"Seed" (***), "Sick" (**½), "Walk with Me" (**½), "Killer Within" (***½), "Say the Word" (**½), "Hounded" (**½), "When the Dead Come Knocking" (***) & "Made to Suffer" (***½)
Long-term readers will know I ragged on The Walking Dead during its first season, when everyone else was going nuts over it. I then enjoyed the first batch of season 2 episodes, so cut it some slack, before that season became a horrendous bore until the last few course-correcting hours. I tend to veer between love and hate with this show, but season 3's now halfway through a 16-episode run, on winter hiatus until February, and a few people have been asking for my opinion... so, I'll oblige...
written by Alison Schapker / directed by Dennis Smith
"I know that our hearts are broken and that it hurts, but that's what makes us human." – Olivia
After a frustrating two-week hiatus, Fringe's final season returns strongly with "The Human Kind", which effectively concludes the story arc about Peter (Joshua Jackson) out to avenge Etta's death by installing Observer-made brain technology that gives him the gift of precognition at the cost of emotion and, essentially, the humanity he's fighting for. I thought this was a really great way to bring the story to a close, distilling Fringe's key theme of "technology versus humanity" down to its very essence.

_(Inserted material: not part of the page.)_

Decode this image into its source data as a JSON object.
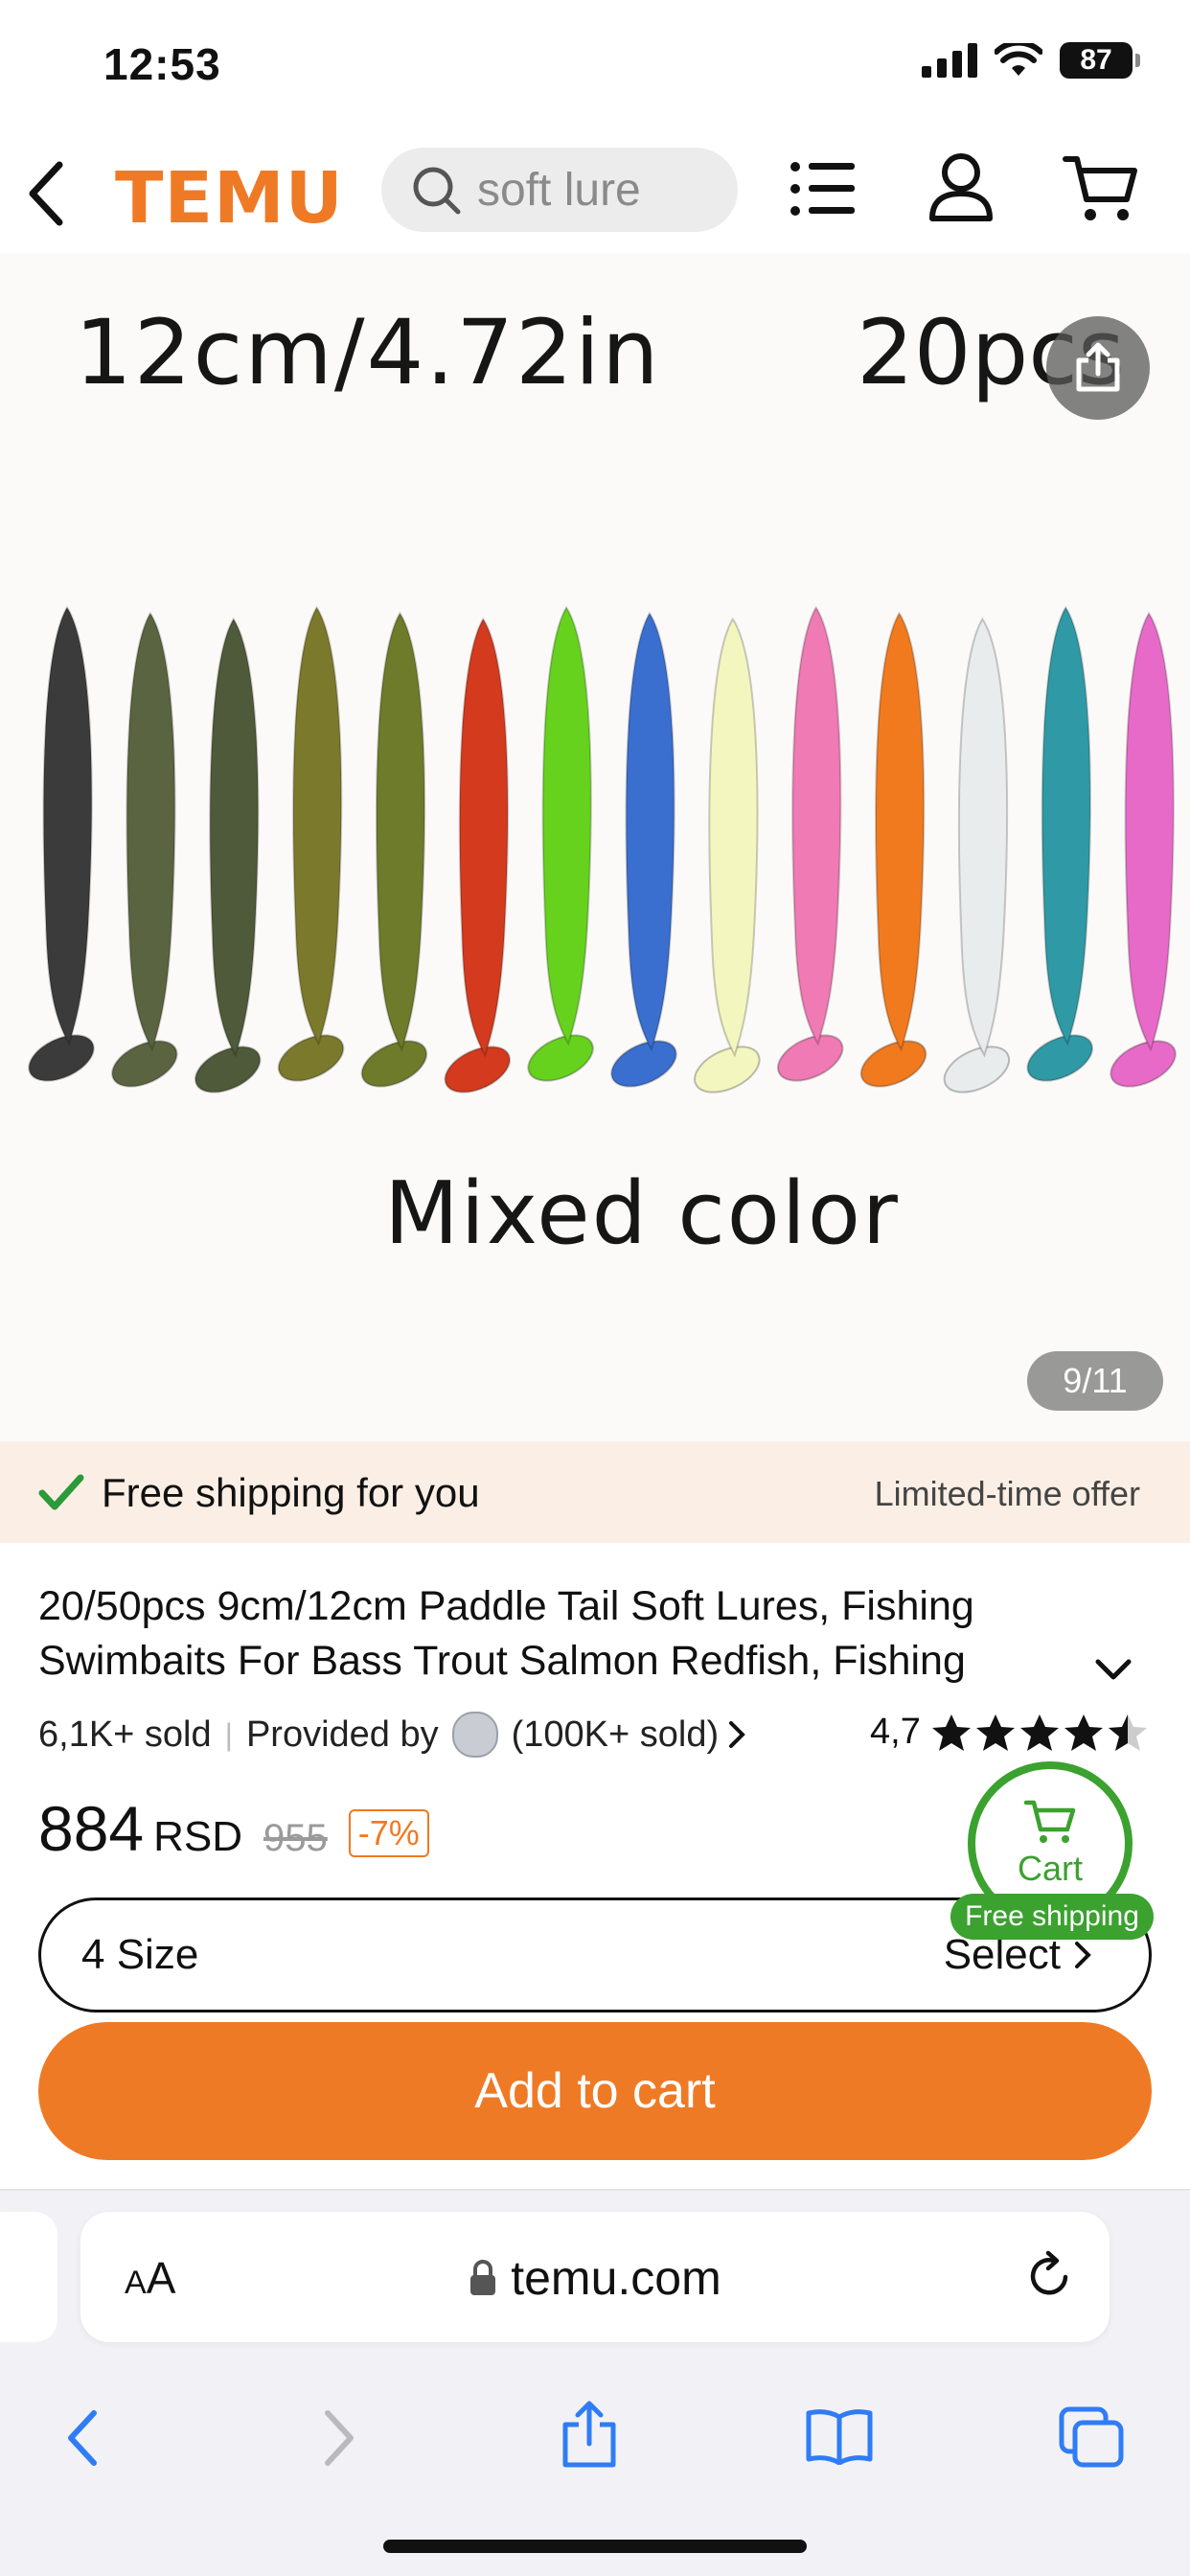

Friday, 7 December 2012
Over on MSN TV today: I've reviewed the premiere of Sky Arts' four-part medical drama A YOUNG DOCTOR'S NOTEBOOK, based on the short stories of Russian playwright Mikhail Bulgakov, starring Harry Potter's Daniel Radcliffe and Mad Men's Jon Hamm, playing the same doctor at two different points in his life.

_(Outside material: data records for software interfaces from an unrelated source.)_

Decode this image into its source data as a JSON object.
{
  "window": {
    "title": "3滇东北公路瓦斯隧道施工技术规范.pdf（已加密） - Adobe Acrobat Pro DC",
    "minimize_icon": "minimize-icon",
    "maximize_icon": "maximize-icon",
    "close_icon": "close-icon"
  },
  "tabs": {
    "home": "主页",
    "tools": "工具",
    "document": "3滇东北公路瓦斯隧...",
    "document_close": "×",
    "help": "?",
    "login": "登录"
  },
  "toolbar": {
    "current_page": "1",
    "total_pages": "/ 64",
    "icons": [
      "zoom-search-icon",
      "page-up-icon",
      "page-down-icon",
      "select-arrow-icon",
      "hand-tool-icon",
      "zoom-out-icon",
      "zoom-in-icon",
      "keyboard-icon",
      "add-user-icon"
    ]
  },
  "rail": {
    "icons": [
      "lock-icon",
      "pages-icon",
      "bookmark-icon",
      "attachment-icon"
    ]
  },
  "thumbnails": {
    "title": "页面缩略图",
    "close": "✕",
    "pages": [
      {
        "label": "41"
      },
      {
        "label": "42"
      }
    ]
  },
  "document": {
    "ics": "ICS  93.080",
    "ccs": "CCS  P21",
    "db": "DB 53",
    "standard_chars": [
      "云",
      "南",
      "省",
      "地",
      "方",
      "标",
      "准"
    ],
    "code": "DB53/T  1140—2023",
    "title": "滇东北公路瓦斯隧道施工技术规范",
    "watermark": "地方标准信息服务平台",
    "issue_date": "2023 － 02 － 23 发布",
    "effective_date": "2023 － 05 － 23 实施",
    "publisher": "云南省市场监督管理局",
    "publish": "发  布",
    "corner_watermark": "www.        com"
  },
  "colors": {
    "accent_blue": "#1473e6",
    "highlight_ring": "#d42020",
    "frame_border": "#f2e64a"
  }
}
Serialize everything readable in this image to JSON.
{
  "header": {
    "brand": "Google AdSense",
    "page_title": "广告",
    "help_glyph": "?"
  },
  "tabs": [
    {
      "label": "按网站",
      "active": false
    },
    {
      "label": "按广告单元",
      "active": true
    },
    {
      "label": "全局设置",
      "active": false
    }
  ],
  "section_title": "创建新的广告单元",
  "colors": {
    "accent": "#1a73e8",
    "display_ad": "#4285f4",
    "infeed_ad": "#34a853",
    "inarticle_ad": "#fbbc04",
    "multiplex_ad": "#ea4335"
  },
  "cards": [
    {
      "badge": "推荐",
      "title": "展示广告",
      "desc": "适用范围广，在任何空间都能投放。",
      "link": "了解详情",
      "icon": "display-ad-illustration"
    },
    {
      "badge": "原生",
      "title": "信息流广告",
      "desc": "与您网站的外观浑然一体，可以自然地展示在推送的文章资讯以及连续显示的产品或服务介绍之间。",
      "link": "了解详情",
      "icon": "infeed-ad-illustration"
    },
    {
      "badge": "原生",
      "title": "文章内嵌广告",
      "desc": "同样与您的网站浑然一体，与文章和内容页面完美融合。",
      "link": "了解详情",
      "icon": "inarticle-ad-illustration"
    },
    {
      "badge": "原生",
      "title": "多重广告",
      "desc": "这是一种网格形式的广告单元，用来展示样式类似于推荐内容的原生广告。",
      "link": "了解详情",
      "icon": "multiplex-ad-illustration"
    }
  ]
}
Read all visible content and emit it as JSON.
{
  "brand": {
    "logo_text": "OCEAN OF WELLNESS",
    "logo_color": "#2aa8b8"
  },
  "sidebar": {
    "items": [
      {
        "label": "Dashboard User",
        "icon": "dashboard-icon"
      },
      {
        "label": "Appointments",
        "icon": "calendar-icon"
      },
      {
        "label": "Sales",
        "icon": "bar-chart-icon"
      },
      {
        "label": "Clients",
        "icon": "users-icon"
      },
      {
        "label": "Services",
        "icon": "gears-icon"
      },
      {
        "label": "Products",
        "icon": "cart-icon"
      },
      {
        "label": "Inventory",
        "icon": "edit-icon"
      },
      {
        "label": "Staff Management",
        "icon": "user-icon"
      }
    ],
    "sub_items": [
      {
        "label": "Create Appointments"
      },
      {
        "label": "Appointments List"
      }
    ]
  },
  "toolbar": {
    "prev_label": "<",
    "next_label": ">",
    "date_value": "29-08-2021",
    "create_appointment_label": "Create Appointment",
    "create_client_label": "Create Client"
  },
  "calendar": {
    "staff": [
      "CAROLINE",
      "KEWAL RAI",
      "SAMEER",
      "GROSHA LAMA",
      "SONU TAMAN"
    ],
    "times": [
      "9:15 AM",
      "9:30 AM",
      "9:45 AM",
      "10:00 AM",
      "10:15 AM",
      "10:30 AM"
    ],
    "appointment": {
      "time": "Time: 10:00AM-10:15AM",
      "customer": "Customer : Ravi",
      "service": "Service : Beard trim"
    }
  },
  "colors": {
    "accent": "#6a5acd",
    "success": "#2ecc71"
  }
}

I wasn't enthusiastic about the prospect of a four-part adaptation of a Russian playwright's work, airing on a niche channel like Sky Arts, but the best surprise of A Young Doctor's Notebook is how engaging, comical and unpretentious it is. Much of that's down to the performance of Daniel Radcliffe as the naïve young physician sent to a remote village on the eve of the Russian Revolution in 1917, who acquits himself remarkably well. The Harry Potter star isn't best known for comedy, but he has a natural sense of rhythm and awkwardness that perfectly suits this innocent character—who's stepped into the shoes of distinguished surgeon Leopold Leopoldovich; an older gent with a shaggy beard, whose standing in the community simply can't be surpassed.
Continue reading at MSN TV...
Thursday, 6 December 2012
The long-awaited teaser trailer for JJ Abrams' new Star Trek Into Darkness movie has finally been released, and I'm disappointed by it. The marketing of this rebooted franchise really frustrates me, because they're still so reticent to trumpet the STAR TREK-ness of the whole endeavour! And why is that, considering mass audiences responded so positively to the first movie? I found 2009's Star Trek invigorating, lively and great fun. It serviced the Trekkies, while drawing in a fresh audience thanks to its more aggressive Star Wars-y visuals and scale. I don't think there's any reason to be concerned about marketing this sequel as a Star Trek movie now, so why is the Into Darkness trailer wary about showing us the franchise's iconic imagery and sounds?
Lily: Can I come with you?
Buffy: Okay, where did I lose you on the whole splitting up thing?
There's a confidence that coats a television show in its third season, now the writers are certain they have an established audience of sufficient numbers to keep a network happy. You can't ever rest on your laurels in this biz, but it's only natural that a show will start taking risks in a third year... you just hope they pay off. Buffy the Vampire Slayer's season 3 premiere "ANNE" felt like a brave change of direction, with a heartbroken Buffy (Sarah Michelle Gellar) now living under an assumed name in a bad Los Angeles neighbourhood, employed as a diner waitress pestered by morons, although Joss Whedon knew he couldn't keep this going forever. In 1998, genre TV was less experimental than it is today, because the notion of Buffy separated from her friends would have formed a four or five episode arc in 2012!